Tyrants, Typhoons, and Trauma: Spectrality and Magic Realism in Nick Joaquin’s Cave and Shadows
Cave and Shadows revolves around a crime investigation: Jack Henson discovers the body of Nenita Coogan in a cave that has mysteriously surfaced amid the city of Manila. Not only does his investigation reveal the reappearance of other corpses; with Nenita coming only after a series of “female priestesses” over the course of many centuries; but also the return of an ancient form of nature epitomized by the cave. Although other scholars; such as Josen Masangkay Diaz (2015); approach Cave and Shadows in terms of identity politics; I am interested in what I suggest are the spectral figures that question historical justice and that embody both remembering and forgetting. Specifically; I examine not only the specters of colonization but also the unsettled past of the infamous Marcos dictatorship in the Philippines. As such; this chapter first provides a theoretical discussion of spectrality and its correlation with trauma and belatedness. It also studies the difference between mourning and mid-mourning; the latter understood as a way of ethically re-assessing historical losses. Second; it proposes two readings of the revenant; Nenita Coogan. In the third part; which analyses manifestations of ecological spectrality; I interrogate new ways of thinking about trauma in “disaster cultures.” Consequently; in the fourth part; I investigate the compatibility of MagicRealism and postcolonial trauma in decolonized societies. Finally; the chapter considers the spectrality of the Marcos Regime and the inclusion of dictatorial era as legitimate areas of investigation in Trauma Studies.

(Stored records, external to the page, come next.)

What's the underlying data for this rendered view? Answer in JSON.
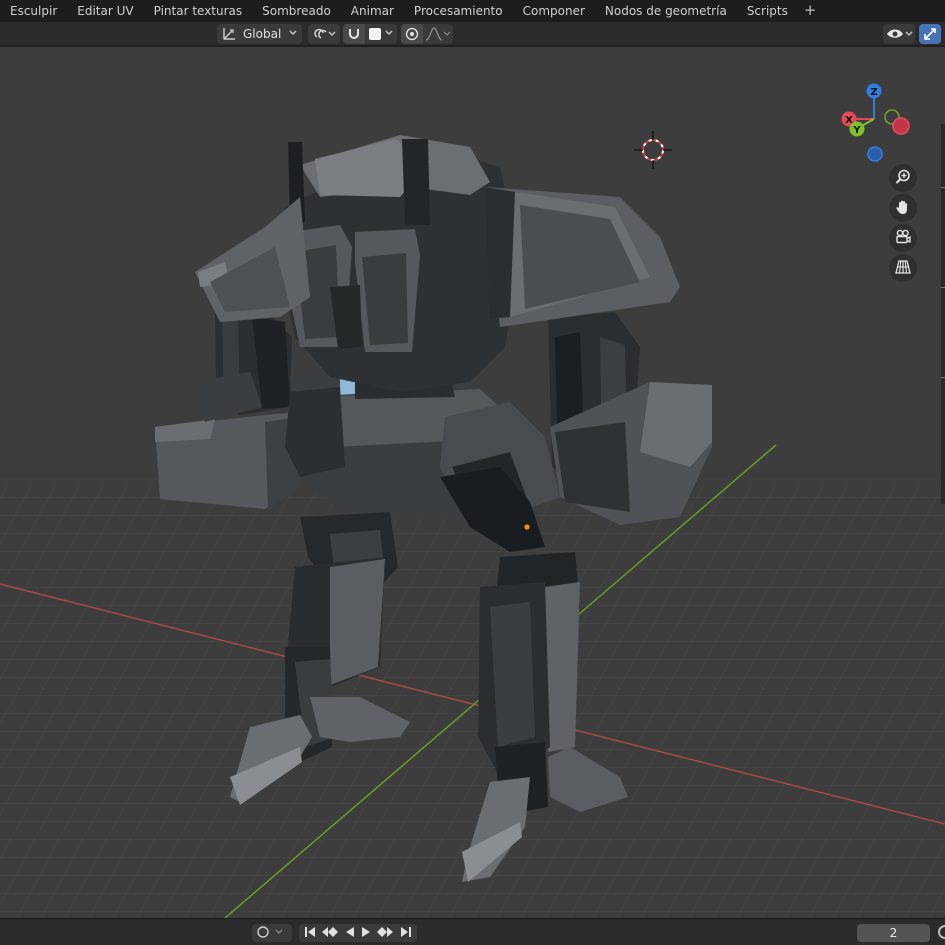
{
  "workspace_tabs": [
    "Esculpir",
    "Editar UV",
    "Pintar texturas",
    "Sombreado",
    "Animar",
    "Procesamiento",
    "Componer",
    "Nodos de geometría",
    "Scripts"
  ],
  "add_workspace_label": "+",
  "header": {
    "orientation_label": "Global",
    "orientation_icon": "transform-orientation-icon",
    "pivot_icon": "pivot-point-icon",
    "snap_icon": "magnet-icon",
    "proportional_icon": "proportional-edit-icon",
    "visibility_icon": "eye-icon",
    "gizmo_icon": "gizmo-toggle-icon"
  },
  "gizmo": {
    "z_label": "Z",
    "x_label": "X",
    "y_label": "Y",
    "colors": {
      "x": "#e44a5c",
      "y": "#7fc227",
      "z": "#2f7fe0"
    }
  },
  "nav_icons": [
    "zoom-icon",
    "pan-hand-icon",
    "camera-icon",
    "perspective-grid-icon"
  ],
  "timeline": {
    "current_frame": "2",
    "keyframe_icon": "keyframe-circle-icon",
    "playback_icons": [
      "jump-start-icon",
      "prev-keyframe-icon",
      "play-reverse-icon",
      "play-icon",
      "next-keyframe-icon",
      "jump-end-icon"
    ]
  },
  "colors": {
    "viewport_bg": "#3d3d3d",
    "x_axis_line": "#a94a4a",
    "y_axis_line": "#6a9a2a",
    "accent": "#4772b3"
  }
}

Martin, J. S. (2021). Tyrants, typhoons, and trauma: Spectrality and magic realism in Nick Joaquin’s Cave and Shadows. In R. K. Gairola, & S. Jayawickrama (Eds.), Memory, Trauma, Asia: Recall, Affect, and Orientalism in Contemporary Narratives (pp. 122-137). Routledge.